  1. Convene a meeting to develop a practical action plan for building capacity and representation in neighbourhoods (including review of possible organizational models, successful practices and resources).
  2. Organize a workshop to scope a process for establishing sustainability goals for neighbourhoods and developing neighbourhood-based sustainability plans that could help to shape a city-wide sustainability strategy (including review of current city-wide and neighbourhood policies and frameworks and of other jurisdictions).
  3. Establish criteria for improved consultation processes (including review of past and current consultation practices and of other consultation models, and consideration of new approaches in City/neighbourhood/developer relationship).

It was interesting to note that the three action directions selected were fully consistent with the strategy priorities above, although with a re-ordering of the second and third choices in the actions.

Input from neighbourhoods was essential to the shaping of the planned city-wide dialogue event. In order to invite participation from each of the city’s 23 neighbourhoods or local areas, the Commission developed objective criteria for the neighbourhood engagement component. The project was officially launched in July 2010 at a meeting to which the Commission invited one representative from one neighbourhood group in each of the local areas. This proved to be more of a challenge that anticipated for reasons outlined in the meeting notes for the July meeting and in the project report.

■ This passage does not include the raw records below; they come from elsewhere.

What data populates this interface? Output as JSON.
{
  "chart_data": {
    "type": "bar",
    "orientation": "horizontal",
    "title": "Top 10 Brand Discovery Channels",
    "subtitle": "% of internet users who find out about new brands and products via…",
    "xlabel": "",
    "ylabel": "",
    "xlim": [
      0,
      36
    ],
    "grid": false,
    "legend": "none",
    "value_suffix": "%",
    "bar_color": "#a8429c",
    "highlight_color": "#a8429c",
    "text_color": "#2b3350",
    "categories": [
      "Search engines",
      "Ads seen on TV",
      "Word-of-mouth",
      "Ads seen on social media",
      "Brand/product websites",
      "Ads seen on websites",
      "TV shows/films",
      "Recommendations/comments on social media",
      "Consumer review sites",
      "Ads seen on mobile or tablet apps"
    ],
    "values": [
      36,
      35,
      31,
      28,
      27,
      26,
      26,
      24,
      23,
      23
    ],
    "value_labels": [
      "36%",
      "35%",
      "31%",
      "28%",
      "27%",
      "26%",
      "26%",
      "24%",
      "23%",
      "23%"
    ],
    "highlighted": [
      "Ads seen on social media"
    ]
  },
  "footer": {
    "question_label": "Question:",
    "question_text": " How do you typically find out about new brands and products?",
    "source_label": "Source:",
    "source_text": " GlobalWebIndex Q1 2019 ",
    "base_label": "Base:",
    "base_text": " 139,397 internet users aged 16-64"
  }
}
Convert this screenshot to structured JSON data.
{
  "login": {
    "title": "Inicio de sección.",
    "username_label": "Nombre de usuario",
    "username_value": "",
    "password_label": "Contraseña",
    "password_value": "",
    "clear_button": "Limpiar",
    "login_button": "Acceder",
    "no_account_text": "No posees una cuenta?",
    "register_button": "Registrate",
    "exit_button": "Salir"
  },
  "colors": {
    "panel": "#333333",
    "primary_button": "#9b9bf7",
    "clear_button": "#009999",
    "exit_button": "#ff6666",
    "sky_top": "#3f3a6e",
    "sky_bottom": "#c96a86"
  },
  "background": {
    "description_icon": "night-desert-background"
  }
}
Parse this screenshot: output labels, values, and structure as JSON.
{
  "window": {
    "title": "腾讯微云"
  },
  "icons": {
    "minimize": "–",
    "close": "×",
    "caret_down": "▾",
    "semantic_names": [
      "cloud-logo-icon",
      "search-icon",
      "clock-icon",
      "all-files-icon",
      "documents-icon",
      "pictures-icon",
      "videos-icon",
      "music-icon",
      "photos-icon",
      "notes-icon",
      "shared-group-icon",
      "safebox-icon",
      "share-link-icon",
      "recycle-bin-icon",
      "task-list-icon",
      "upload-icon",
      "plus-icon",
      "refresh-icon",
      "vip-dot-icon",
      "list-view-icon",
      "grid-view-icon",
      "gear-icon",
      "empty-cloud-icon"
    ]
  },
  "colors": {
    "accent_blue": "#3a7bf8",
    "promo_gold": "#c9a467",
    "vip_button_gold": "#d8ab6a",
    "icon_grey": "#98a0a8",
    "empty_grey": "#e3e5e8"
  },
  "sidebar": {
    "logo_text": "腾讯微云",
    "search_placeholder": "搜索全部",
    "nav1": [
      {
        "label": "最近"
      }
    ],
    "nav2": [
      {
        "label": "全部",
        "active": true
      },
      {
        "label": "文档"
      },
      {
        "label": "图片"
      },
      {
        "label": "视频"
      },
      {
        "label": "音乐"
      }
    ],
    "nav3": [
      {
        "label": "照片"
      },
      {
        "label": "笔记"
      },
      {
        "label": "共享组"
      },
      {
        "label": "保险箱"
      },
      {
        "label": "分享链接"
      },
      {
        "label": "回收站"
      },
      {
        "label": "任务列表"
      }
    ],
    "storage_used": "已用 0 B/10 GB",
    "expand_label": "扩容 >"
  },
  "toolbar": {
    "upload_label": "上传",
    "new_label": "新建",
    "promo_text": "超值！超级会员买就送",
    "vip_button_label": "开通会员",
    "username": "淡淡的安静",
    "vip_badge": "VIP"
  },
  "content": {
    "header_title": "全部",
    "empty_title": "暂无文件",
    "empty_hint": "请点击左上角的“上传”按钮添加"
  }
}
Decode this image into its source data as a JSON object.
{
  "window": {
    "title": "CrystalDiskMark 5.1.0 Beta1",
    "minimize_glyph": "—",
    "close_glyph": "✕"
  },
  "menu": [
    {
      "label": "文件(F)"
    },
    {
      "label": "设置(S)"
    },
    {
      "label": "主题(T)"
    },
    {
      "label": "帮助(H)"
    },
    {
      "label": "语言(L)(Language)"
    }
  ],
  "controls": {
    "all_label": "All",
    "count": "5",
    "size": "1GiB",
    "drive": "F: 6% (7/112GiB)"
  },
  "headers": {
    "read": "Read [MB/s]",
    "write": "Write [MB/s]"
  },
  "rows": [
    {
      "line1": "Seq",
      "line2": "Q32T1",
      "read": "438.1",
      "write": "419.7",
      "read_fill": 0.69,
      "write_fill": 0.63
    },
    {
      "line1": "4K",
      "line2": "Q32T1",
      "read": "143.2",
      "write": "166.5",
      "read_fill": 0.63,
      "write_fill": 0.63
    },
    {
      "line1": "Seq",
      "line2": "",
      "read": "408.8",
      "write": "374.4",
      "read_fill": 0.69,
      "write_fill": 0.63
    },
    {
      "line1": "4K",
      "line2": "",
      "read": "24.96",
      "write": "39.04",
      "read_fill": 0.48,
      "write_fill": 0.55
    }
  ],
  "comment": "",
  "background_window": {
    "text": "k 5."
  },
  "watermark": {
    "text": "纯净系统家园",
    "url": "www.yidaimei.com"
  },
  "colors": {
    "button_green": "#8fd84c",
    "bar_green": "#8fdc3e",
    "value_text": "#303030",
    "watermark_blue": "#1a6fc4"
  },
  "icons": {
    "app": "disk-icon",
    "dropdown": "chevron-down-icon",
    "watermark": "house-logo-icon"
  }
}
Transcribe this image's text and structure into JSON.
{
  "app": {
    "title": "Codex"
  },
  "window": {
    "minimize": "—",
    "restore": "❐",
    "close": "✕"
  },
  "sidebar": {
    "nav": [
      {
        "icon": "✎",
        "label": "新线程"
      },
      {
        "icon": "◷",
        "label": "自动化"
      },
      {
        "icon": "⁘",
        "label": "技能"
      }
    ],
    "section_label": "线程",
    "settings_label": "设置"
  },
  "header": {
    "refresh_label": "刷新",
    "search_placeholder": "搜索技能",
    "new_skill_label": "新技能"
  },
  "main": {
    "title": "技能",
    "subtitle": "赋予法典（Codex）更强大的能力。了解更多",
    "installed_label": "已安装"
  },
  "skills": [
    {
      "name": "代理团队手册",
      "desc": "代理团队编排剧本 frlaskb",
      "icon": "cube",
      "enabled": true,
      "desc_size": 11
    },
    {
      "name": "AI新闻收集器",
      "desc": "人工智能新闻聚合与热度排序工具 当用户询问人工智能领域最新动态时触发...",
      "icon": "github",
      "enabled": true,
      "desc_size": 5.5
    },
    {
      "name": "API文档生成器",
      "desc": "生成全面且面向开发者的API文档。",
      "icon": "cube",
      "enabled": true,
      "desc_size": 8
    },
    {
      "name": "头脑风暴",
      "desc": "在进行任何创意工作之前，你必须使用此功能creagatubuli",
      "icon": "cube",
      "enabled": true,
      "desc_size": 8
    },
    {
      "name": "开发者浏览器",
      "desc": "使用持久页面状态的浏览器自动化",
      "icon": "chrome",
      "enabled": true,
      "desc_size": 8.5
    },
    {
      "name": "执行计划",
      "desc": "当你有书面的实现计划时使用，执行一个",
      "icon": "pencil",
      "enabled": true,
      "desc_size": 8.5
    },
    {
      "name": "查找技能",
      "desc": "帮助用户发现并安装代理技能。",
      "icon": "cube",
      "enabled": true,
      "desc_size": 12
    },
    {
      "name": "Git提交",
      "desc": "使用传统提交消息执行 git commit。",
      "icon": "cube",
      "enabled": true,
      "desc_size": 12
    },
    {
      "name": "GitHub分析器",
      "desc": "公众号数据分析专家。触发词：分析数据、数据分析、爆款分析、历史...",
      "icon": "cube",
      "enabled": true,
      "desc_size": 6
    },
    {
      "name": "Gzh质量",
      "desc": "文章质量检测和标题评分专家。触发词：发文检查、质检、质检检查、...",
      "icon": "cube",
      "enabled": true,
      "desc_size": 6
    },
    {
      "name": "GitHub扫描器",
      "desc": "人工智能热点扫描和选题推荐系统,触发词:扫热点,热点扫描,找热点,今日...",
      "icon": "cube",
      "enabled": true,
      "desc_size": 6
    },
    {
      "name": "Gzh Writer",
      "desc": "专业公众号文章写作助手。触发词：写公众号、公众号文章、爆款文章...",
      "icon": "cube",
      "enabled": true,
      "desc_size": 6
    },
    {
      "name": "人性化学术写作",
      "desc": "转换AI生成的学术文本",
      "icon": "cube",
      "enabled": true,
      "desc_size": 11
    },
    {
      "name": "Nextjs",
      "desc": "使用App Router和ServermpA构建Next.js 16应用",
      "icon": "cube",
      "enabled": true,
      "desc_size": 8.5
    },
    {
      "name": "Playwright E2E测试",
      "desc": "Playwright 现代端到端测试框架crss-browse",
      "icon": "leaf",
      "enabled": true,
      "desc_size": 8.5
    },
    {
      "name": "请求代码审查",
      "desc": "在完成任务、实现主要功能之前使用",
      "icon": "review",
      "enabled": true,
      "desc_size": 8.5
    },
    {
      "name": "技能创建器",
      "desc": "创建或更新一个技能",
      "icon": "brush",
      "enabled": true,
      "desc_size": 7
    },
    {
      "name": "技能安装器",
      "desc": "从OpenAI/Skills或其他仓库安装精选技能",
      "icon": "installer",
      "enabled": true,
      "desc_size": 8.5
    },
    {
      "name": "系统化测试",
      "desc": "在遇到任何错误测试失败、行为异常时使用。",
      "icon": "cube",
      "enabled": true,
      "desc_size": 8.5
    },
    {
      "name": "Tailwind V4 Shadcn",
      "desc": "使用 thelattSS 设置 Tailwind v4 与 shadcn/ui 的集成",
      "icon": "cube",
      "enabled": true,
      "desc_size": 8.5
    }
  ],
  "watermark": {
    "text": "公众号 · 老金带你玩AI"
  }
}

Action Planning Meeting June 1

As the conclusion to the symposium process, the Commission convened an action planning meeting on June 1. The 10 participants broke into three groups, each focused on an action direction identified in the survey:

  1. Capacity and representation in neighbourhoods
  2. Sustainability goals
  3. Consultation processes

It was revealing that the groups developing an action under the building capacity and representation in neighbourhoods theme and the sustainability goals for neighbourhoods theme, identified similar actions as essential first steps:

  • Develop a comprehensive list/profile of diverse neighbourhood activists/organizations/advocates.
  • Build a map of community/sustainability projects in neighbourhoods across the city.

The third group working on the improved consultation processes theme focused on an initiative that is already in early stages of development in one neighbourhood.

  • Establish a liaison advocate in each neighbourhood who is well connected with the City, and well connected with the neighbourhood [pilot in one neighbourhood].

While all the groups wanted to see work on these actions continue, we heard from these citizens that most of them are over-stretched and not able to be the leaders on carrying the three actions forward on a city-wide scale. At the conclusion of the evening, the discussion returned to the idea of a city-wide meeting for neighbourhood groups, at which they could begin a neighbourhood-led process to build neighbourhood structures, perhaps learning from those that exist in other cities. (Meeting Notes)

 

More on the Sustainable Neighbourhoods project: Observations, Lessons Learned, and Next Steps


*Neighbourhood Capacity

*In the context of this report, the term ‘capacity’ as it relates to neighbourhoods, organizations or the Commission refers to a range of infrastructure items necessary for a project or initiative to be successful. These will vary by situation or group but may include:

Human resources
Material resources (i.e., space, office equipment)
Financial resources
Policies/procedures
Organizational structure
Systems (IT, communications, etc.)
Partnerships, collaboration, community connections
Skills and training
Community support
Leadership
Vision/strategy